Sam Lee (folk musician)
Sam Lee (born 6 July 1980) is a British folk singer and traditional music specialist. His debut album, Ground of its Own was shortlisted for the 2012 Mercury Music Award. Lee performs as part of an ensemble, Sam Lee and Friends.
Lee gained notoriety as a traditional music specialist dedicated to collecting, restoring and sharing ancient music from Britain and Ireland; in particular from the Romany Gypsy and Irish traveller communities. Lee has spent much time song-collecting from these communities. The debut album has been described as "the result of six years of complete immersion in traditional British folk music." His music involves re-working and instrumental arrangements of songs from the tradition. Lee is the creator and manager of the folk-music promotional network, The Nest Collective, which hosts various folk music events in London and beyond. Lee regularly works with the English Folk Dance and Song Society to archive and curate traditional music as well as educate through writings and classes.
Lee grew up in North West London and later studied art at Chelsea College of Art. Both of Lee's parents are Jewish. In 2008 Lee met Stanley Robinson, nephew of Jeannie Robertson, Scottish Traveller and ballad singer. Robinson took Lee on as a student and apprentice, teaching him many of his songs before his death in 2009.
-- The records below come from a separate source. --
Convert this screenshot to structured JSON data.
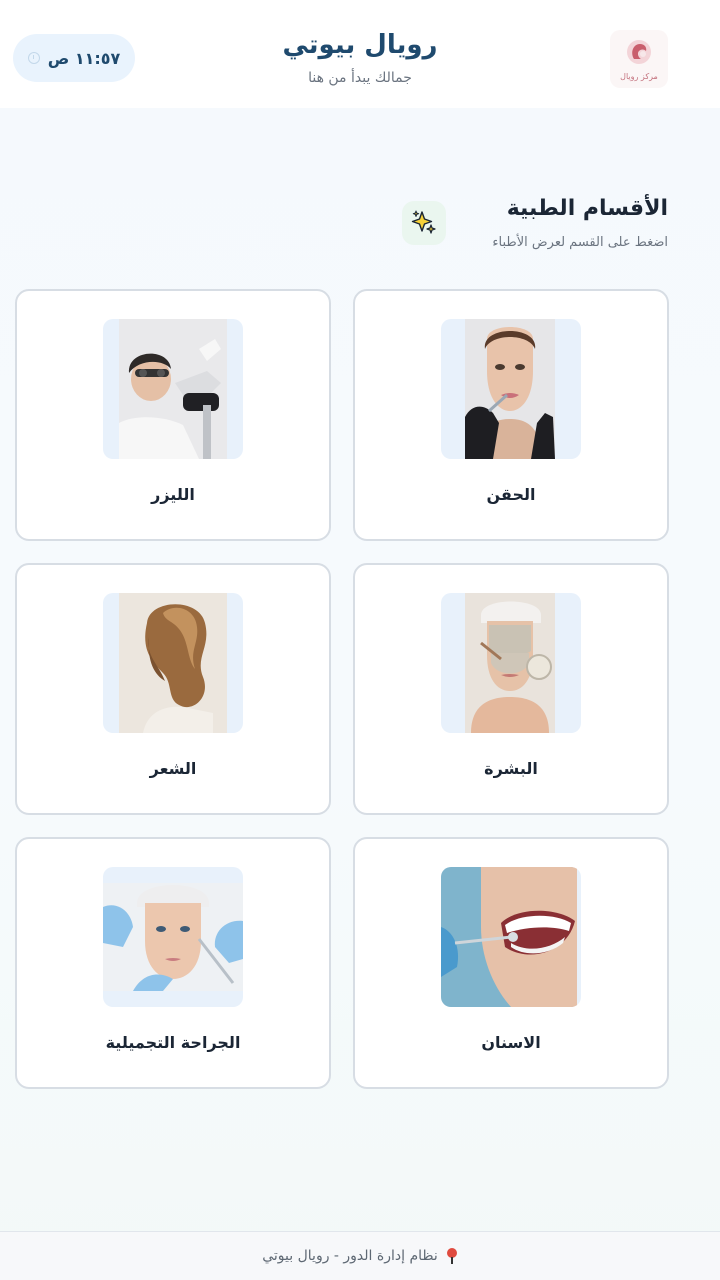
{
  "header": {
    "logo_text": "مركز رويال",
    "title": "رويال بيوتي",
    "subtitle": "جمالك يبدأ من هنا",
    "time": "١١:٥٧ ص"
  },
  "section": {
    "title": "الأقسام الطبية",
    "subtitle": "اضغط على القسم لعرض الأطباء",
    "icon": "sparkles-icon"
  },
  "departments": [
    {
      "label": "الحقن",
      "image": "injection-portrait"
    },
    {
      "label": "الليزر",
      "image": "laser-treatment"
    },
    {
      "label": "البشرة",
      "image": "facial-mask"
    },
    {
      "label": "الشعر",
      "image": "wavy-hair"
    },
    {
      "label": "الاسنان",
      "image": "dental-smile"
    },
    {
      "label": "الجراحة التجميلية",
      "image": "cosmetic-surgery"
    }
  ],
  "footer": {
    "text": "نظام إدارة الدور - رويال بيوتي"
  },
  "colors": {
    "brand": "#1f4a6e",
    "pill_bg": "#e9f3fd",
    "card_border": "#d7dde4"
  }
}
Lee reached a broader audience with his performance of "The Tan Yard Side" to the accompaniment of nightingale song in a BBC radio 4 broadcast on 19 May 2014, marking the 90th anniversary of the first broadcast of Singing with the Nightingales by cellist Beatrice Harrison on 19 May 1924, which was the first-ever BBC live wildlife outside broadcast (i.e. not from a radio studio), becoming a regular annual BBC radio event until interrupted by World War II.
Before becoming a folk singer, Lee was a wilderness survival expert, and once travelled as a student of Ray Mears. On his change of career Lee notes "What is wilderness in this country, where there is no real unspoilt land? I see wilderness in Britain as stinging nettles submerging a disused rubbish tip. Or a Gypsy camp, washing hanging between the caravans. Gypsies and nettles fit into any landscape, and Gypsy folk song is made-up cultural nettles." Lee lives and works in Dalston, London, but spends a lot of his time promoting and managing folk music events and collecting songs around the UK.
The instrumentation of Lee's music follows a "roots and wings" concept of how traditional music needs to thrive to survive. The instrumental mix is a modern fusion and re-working of traditional sounds. The band consists of Lee's vocals and Shruti box work, accompanied by the Jew's harp combined with klezmeresque cello, tabla, Japanese Koto, ukelele, violins and percussion.
- The band consists of:
- Sam Lee : Vocals, Jews Harp & Shruti Box
- Francesca Terberg : Cello
- Jonah Brody : Japanese Koto (Harp) & Ukelele
- Steve Chadwick : Trumpet & Cornet
- Camilo Tirado : Tabla, Percussion & Cantele
- Flora Curzon : Violin
Awards and commendation
In 2010, Lee's folk club-night, The Magpies Nest, won Best Folk Club in the 2010 BBC Radio 2 Folk Awards. Lee was nominated in the 2013 BBC Folk Awards for best folk singer of the year, best album and best original track for "Wild Wood Amber". In 2011, the Arts Foundation Award honoured folk music amongst the art forms for the first time, with Lee going on to win.
Sam Lee and Friends were sent by the British Arts Council to visit Sudan to perform at the Khartoum International Music Festival, which was being staged for the first time in 13 years. As well as performing a set of his own material, Lee also worked on a collaborative performance with two of Sudan's most talented musicians, Omer Ihsas and Dr Alfateh Hussain. In 2012, Lee's debut album, Ground of Its Own received a Mercury Prize Album of the Year nomination. The album also won the Froots Critics Poll 2012 award for Best Album of the Year 
- Ground Of Its Own (2012)
- The Fade In Time (2015)
- "The Mercury Prize: Albums of the year 2012".
- "The Hackney Citizen".
- "English Folk Dance and Song Society".
- Vulliamy, Ed. "Sam Lee: 'There is a difference in the songs Gypsies sing'". The Guardian. Retrieved 28 October 2012.
- Lee, Sam. "The Band".
- "BBC Folk Awards 2013".
- The Arts, Foundation. "Folk Music - Winner 2011".
- "British Council Blog".
- "The Telegraph: Mercury Prize Countdown 2012".
- "Froots Critic's Poll".